Data section -
★ ★ ★

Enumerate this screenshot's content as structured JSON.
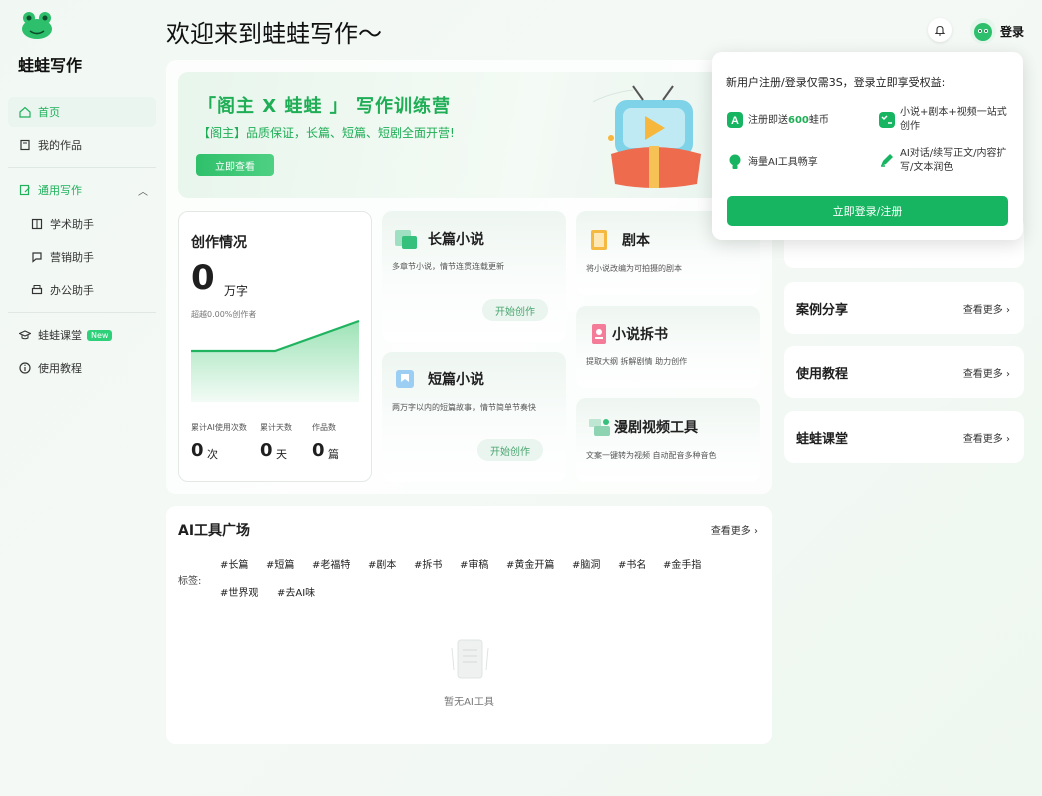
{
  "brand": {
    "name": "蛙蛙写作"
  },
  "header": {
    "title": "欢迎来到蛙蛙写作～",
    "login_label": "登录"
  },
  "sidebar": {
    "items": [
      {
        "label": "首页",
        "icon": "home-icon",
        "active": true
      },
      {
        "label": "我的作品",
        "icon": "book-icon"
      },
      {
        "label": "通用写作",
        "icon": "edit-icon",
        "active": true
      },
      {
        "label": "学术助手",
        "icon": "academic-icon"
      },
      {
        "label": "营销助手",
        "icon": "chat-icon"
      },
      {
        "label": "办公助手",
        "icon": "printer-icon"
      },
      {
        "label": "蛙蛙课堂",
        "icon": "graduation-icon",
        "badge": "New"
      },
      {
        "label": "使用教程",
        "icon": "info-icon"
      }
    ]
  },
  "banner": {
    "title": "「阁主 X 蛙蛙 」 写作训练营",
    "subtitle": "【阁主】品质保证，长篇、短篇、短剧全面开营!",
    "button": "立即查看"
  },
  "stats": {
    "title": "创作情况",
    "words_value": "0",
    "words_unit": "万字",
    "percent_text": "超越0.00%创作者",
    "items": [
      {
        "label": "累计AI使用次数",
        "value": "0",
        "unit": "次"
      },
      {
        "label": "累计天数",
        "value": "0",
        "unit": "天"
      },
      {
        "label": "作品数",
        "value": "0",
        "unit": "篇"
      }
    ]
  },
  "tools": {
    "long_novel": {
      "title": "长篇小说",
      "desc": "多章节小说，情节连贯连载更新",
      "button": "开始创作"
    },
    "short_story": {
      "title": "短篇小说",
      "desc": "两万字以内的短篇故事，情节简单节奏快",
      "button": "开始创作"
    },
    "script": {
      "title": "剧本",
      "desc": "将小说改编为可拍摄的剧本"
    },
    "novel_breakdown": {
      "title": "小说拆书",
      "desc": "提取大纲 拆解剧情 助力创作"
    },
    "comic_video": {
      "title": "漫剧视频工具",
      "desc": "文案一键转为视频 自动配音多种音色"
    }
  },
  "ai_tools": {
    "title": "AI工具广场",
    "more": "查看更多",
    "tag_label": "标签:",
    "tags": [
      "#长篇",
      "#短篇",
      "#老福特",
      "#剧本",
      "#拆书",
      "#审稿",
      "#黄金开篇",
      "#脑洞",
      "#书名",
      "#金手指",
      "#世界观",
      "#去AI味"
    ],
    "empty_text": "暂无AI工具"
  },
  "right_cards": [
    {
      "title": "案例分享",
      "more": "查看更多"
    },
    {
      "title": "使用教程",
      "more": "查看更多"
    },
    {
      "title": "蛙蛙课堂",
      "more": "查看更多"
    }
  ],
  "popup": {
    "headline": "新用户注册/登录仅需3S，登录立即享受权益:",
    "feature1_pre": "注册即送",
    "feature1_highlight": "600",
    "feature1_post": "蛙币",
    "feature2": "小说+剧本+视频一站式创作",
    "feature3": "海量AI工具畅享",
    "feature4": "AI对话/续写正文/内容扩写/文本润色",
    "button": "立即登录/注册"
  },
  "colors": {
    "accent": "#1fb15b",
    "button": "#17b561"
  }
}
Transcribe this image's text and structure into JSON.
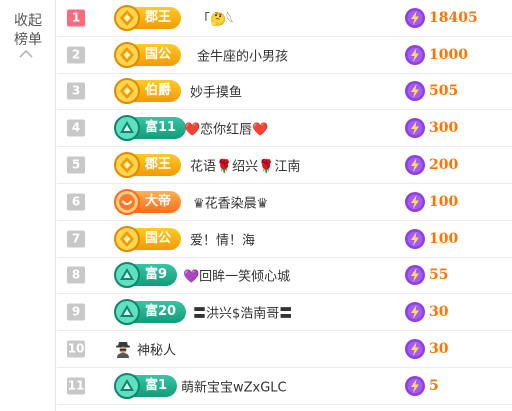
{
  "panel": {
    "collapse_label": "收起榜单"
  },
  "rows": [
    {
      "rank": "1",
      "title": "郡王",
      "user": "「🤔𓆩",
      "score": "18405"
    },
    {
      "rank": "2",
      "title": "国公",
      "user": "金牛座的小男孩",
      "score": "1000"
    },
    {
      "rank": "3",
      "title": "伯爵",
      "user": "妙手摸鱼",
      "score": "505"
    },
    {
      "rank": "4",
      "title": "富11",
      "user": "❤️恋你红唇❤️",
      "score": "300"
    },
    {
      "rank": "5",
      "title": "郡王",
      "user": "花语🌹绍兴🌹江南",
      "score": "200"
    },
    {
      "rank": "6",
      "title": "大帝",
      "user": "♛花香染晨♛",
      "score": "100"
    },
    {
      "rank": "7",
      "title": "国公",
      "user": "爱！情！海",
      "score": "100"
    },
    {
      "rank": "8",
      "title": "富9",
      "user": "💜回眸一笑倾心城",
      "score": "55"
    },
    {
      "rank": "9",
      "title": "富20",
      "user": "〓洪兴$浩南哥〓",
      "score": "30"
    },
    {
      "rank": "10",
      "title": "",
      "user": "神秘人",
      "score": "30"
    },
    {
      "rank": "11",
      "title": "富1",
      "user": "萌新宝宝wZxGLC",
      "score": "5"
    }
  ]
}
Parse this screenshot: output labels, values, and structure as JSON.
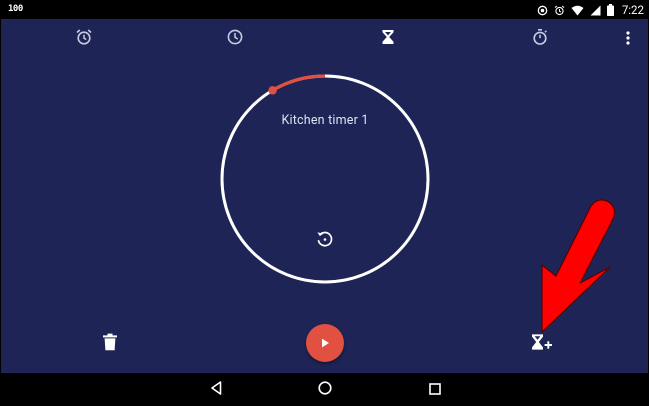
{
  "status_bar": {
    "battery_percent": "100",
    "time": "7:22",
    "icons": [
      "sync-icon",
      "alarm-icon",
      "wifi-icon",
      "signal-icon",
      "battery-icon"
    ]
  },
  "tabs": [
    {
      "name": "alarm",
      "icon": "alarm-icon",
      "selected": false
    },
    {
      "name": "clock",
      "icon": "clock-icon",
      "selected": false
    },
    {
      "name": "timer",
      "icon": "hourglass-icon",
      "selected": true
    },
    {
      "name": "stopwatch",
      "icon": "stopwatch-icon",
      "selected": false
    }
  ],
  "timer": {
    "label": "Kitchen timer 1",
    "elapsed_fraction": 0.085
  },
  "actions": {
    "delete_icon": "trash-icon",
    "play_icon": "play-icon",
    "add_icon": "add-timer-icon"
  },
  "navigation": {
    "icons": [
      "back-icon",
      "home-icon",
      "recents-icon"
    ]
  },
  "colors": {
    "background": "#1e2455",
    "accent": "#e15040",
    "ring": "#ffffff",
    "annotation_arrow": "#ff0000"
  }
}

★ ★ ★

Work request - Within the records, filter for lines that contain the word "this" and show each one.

Exercise answer -
Enumerate this screenshot's content as structured JSON.
Transcribe this image's text and structure into JSON.
Parse this screenshot: output labels, values, and structure as JSON.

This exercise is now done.